PROMPT: Which lines of the entries contain the word "this"? Please list them.

Component data from apps and pages
◇ ◇ ◇

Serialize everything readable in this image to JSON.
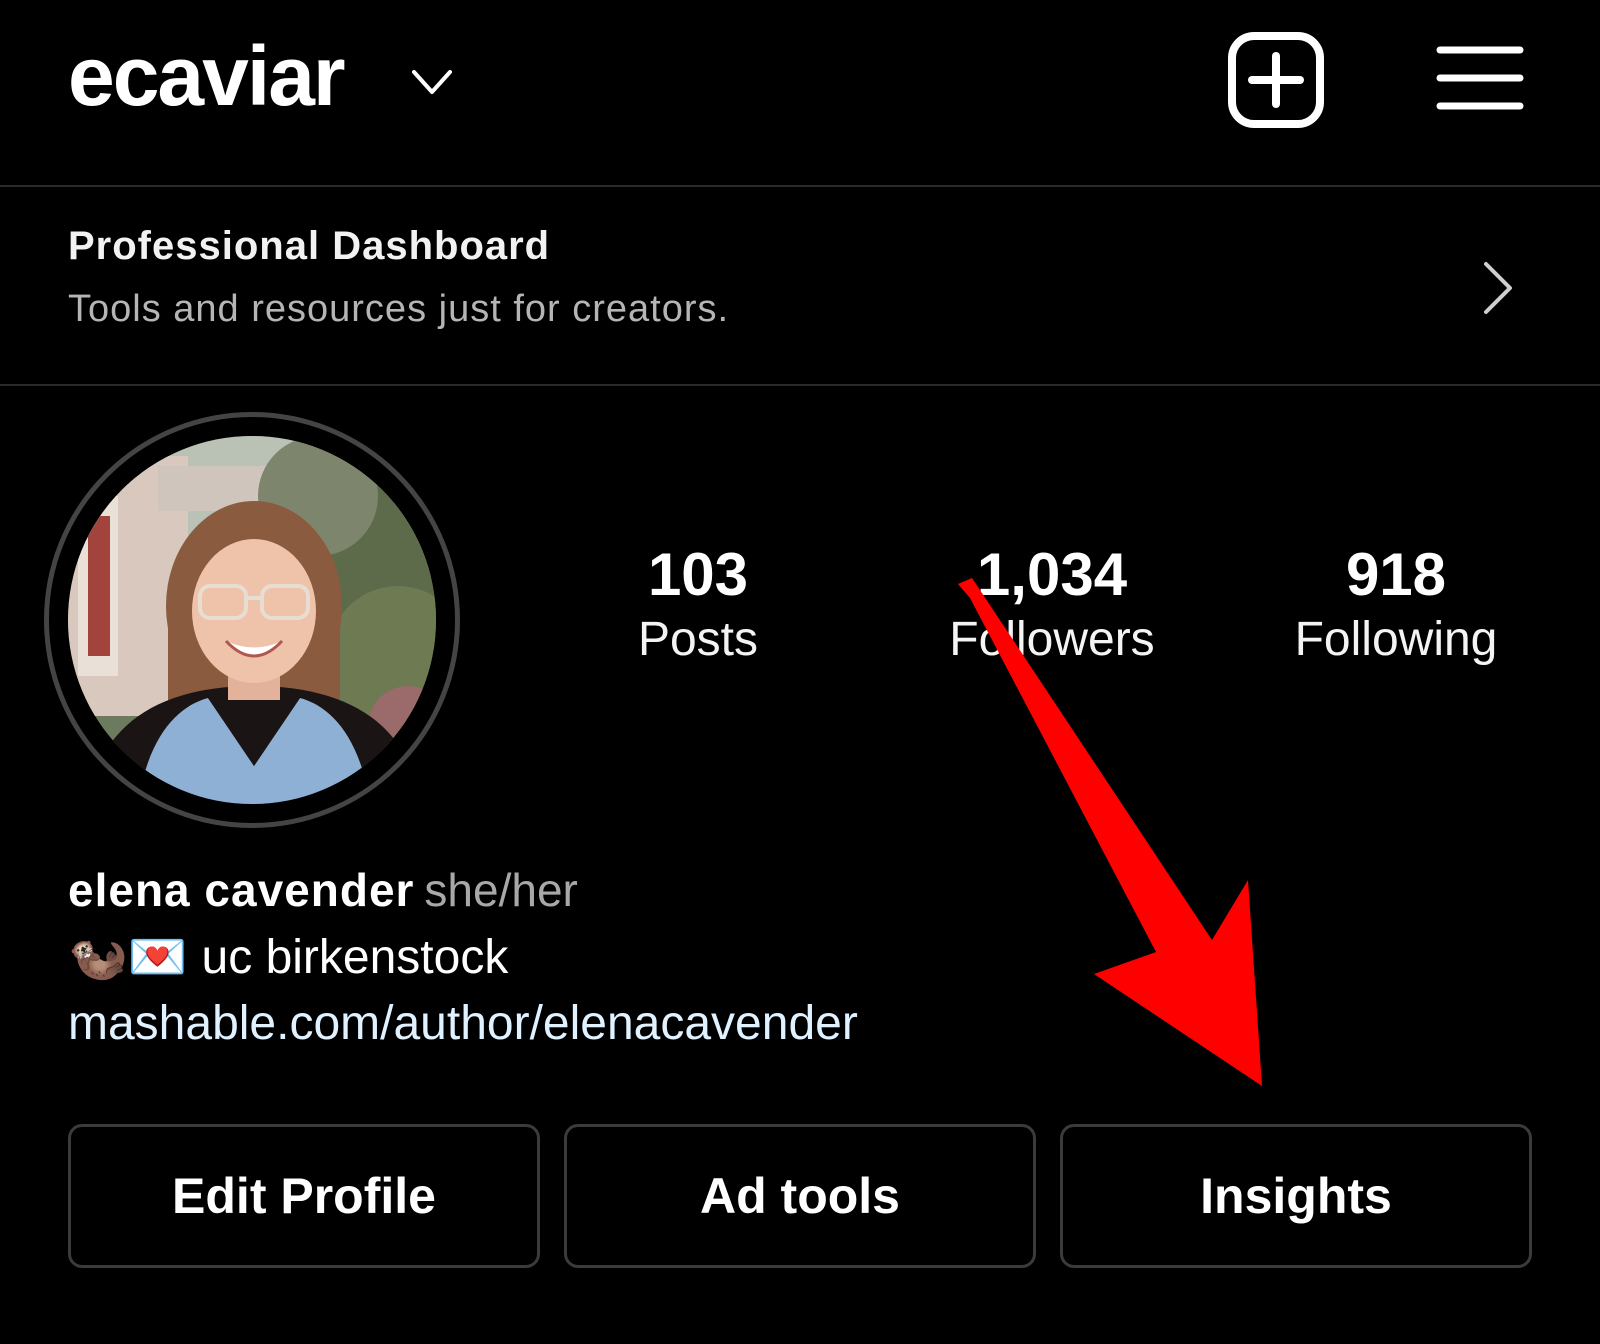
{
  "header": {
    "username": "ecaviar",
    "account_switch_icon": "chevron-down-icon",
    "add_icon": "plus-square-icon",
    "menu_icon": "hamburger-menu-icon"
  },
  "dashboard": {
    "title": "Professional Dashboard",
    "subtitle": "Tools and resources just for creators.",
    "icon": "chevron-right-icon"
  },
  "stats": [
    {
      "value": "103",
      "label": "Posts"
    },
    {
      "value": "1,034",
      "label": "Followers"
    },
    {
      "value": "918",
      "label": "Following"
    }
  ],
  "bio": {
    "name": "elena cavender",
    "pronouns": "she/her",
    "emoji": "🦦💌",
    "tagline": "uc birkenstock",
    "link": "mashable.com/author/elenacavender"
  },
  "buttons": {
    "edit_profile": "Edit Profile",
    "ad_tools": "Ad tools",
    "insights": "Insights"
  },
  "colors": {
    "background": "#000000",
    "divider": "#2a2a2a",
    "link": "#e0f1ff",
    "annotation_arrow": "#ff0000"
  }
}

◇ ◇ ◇

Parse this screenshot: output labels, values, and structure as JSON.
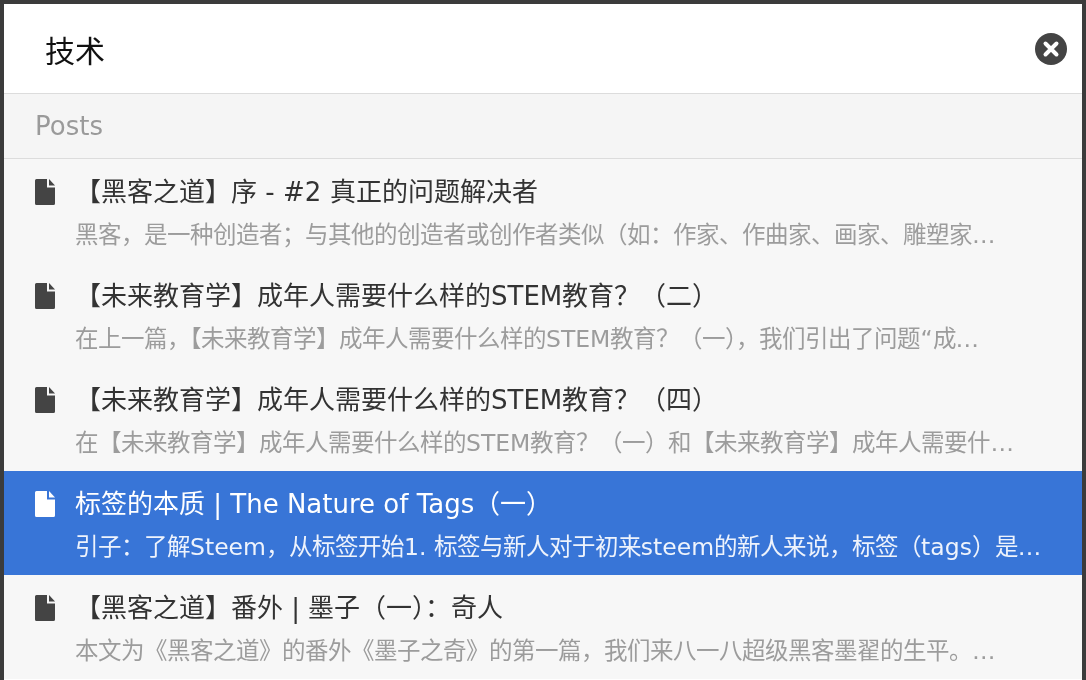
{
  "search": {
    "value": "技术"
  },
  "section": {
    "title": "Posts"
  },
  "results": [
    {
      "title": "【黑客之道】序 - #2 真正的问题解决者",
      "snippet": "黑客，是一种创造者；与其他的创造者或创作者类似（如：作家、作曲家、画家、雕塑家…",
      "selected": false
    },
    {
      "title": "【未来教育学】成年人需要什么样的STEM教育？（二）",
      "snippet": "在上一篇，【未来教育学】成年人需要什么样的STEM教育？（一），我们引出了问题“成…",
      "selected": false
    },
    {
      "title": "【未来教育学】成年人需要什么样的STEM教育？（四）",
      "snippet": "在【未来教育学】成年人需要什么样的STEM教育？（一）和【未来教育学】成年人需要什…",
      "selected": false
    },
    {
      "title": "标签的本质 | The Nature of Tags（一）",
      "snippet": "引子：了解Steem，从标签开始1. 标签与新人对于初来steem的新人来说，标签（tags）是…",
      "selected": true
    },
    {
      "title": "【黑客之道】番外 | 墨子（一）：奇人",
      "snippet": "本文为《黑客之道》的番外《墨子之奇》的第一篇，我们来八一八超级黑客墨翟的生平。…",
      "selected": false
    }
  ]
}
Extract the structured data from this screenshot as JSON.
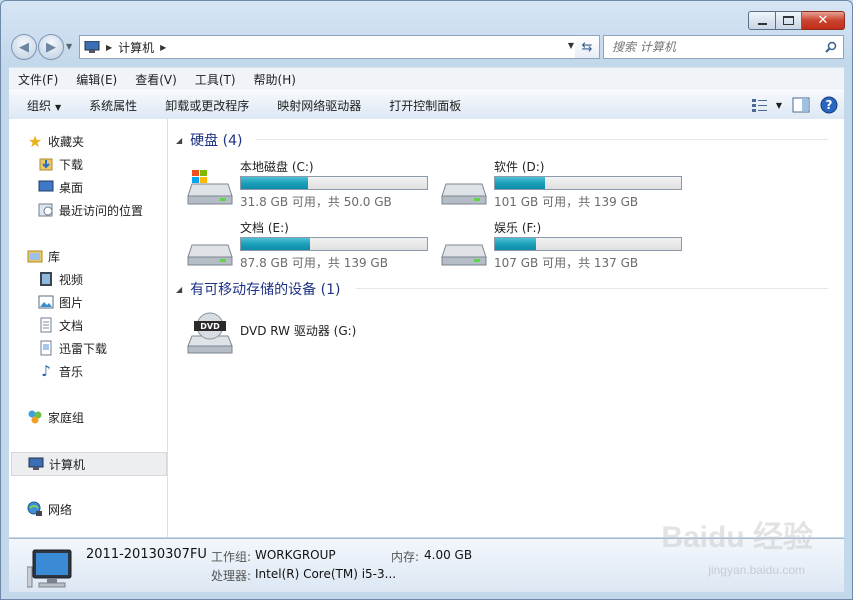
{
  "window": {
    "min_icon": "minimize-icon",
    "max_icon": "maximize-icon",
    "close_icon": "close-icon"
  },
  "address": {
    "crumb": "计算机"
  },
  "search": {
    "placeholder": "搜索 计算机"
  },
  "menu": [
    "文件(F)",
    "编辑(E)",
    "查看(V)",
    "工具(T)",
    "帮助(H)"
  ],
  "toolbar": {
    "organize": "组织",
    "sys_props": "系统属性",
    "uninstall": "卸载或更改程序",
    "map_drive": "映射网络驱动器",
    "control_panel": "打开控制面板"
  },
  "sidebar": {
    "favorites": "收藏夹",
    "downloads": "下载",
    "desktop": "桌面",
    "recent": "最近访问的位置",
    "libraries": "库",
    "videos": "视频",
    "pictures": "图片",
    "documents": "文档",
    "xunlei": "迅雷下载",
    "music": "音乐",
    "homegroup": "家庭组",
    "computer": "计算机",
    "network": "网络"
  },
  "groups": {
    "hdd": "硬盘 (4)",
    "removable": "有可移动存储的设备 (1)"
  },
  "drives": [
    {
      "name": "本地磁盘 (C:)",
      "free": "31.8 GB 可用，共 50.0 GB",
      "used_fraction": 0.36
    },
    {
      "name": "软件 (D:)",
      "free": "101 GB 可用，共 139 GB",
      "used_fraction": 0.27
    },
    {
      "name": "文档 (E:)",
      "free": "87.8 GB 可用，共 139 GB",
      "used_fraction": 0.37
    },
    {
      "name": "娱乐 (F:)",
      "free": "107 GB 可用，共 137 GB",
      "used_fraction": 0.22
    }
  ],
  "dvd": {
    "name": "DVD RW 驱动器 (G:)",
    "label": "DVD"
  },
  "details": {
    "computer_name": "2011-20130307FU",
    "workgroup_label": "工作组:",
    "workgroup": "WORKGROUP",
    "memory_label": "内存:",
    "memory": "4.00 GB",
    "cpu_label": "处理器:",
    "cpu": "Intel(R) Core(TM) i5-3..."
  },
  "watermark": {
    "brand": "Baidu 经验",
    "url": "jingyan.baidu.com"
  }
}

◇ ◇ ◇

WRITTEN RESPONSE:
Serialize everything readable in this image to JSON.
Parse this screenshot: output labels, values, and structure as JSON.
Extract the structured data from this screenshot as JSON.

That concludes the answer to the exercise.